The Isle of Eigg has been written about extensively and is often held up as living proof of all that is possible if the ownership of land is passed to the people who live there. The Eigg community is also simultaneously derided for being ‘counterculture’ and for being – a criticism levelled at many community landowners – subsidy junkies. Notwithstanding the fact that tax breaks and farming and forestry grants received by private owners dwarf any public funds received by communities, this debate is about core beliefs and values rather than hard boiled economics. Whimsical piece on this from Maxwell MacLeod.
The ingenuity of the market to extract a profit from any situation never fails to amaze. Notwithstanding the fact that the relentless pursuit of profit is the root cause of the climate crisis, in the land market, investors are snapping up estates to take advantage of tax breaks and subsidies on tree planting or to off-set their carbon emissions. Hamish Trench at the Scottish Land Commission suggests that there may at least be some spin-off benefits for communities in the form of new community wealth funds – similar to the community benefit payments from renewable energy development.
There are some fields of endeavour where progress builds on past achievements. Medical science for instance. What was learned in the development of the Covid vaccine will forever be recorded in the annals of science and used in the future. It would be insane, and a shocking waste of resources if we didn’t. Reading a report from the Young Foundation commissioned to support the UK Government’s ‘Levelling Up’ agenda is like an excerpt from Groundhog Day. It’s as if we learn nothing each time we set about this challenge. Cue more insanity and a shocking waste of resources.
I remember the launch of the Scottish National Investment Bank (SNIB) as being awash with comforting soundbites. A ‘mission impact development bank’ publicly funded ‘to build a stronger, fairer and more sustainable Scotland’ and ‘accountable to Ministers, not shareholders.’ With #NetZero the new must-have hashtag for literally everything, greenwash detectors should be switched onto a permanent state of high alert. SNIB’s recent announcement of a £50m ‘cornerstone’ investment into a private fund to attract wealthy investors into new forestry plantations sounds depressingly familiar. One wonders what £50m of taxpayer cash invested in community owned woodlands might have achieved.

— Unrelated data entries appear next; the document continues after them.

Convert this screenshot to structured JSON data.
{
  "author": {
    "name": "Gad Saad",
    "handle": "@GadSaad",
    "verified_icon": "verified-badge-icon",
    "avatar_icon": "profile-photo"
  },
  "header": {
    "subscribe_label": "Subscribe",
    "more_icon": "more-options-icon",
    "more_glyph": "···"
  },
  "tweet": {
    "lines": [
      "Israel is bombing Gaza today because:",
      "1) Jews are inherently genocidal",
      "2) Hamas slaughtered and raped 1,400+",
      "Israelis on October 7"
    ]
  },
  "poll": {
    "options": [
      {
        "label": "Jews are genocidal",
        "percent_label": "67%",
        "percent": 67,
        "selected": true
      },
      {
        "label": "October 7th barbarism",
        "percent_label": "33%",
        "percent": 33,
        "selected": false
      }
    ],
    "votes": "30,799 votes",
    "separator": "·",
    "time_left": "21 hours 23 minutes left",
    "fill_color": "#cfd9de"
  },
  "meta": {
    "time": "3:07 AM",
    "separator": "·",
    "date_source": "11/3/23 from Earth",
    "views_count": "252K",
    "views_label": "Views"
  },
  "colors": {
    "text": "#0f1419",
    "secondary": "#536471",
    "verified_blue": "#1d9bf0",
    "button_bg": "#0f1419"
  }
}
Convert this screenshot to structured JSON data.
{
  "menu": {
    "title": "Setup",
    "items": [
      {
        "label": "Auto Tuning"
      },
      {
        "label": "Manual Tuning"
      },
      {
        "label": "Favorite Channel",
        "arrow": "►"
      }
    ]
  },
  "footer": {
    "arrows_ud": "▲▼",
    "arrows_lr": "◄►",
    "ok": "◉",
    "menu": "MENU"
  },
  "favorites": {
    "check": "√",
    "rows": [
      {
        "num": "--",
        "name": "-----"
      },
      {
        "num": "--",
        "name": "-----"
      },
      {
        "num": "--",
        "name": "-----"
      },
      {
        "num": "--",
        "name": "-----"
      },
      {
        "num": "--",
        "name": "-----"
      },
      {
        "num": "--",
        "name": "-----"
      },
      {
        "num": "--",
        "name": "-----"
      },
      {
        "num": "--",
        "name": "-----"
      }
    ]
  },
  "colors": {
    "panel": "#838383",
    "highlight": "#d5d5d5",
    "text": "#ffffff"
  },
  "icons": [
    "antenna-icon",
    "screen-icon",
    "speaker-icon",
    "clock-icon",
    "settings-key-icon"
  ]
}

Since 1840 average life expectancy has increased by approximately 3 months with each passing year. By the end of this century, it will be 100. It appears that the way we care for our elderly is about to get some serious attention and hopefully everyone, regardless of their wealth, will be able to look forward to their later years with more confidence. But as life expectancy grows, many believe that we need a more enlightened debate about what a good life, and its corollary – a good death – should look like. Giles Fraser writes well on this.
Last week saw the launch of Community Energy – The State of the Sector Report 2021 which saw Community Energy Scotland collaborating with its sister organisations in England and Wales to produce a comprehensive picture for the community energy sector across Britain. Energy policy is largely a reserved matter and levels of enthusiasm from Westminster for community ownership of energy generation has cooled in recent years with the removal of subsidy regimes and other support .Before it becomes a long forgotten memory, those in charge of our energy policy might take a look at what’s happening in Spain.
Sometimes it feels like we cling to the Christie Commission’s report like a drowning man in a storm in which there’s no hope or expectation of rescue. If we let go, we drown. If we don’t let go, the end will just come about just as surely but more slowly, as we gradually lose the will to hang on. For those in charge of our public services it has become a comfort blanket to wrap around the old ways of working. But when the Auditor General for Scotland weighs in, surely someone in the public service edifice is listening.
When in 2003 Newlands Primary School was threatened with closure, a parents group worked to convince the Council to save the school. The group was also concerned for the wellbeing of their rural community: isolation, distance from facilities and services, and a lack of employment opportunities, all impact significantly on the quality of life there. In 2007 the Trust was formed to develop a stronger sense of community and to improve general wellbeing in the area. Funding was secured from The Big Lottery and the Scottish Rural Development Programme (SRDP) to build a community centre adjacent to the local primary…Find out more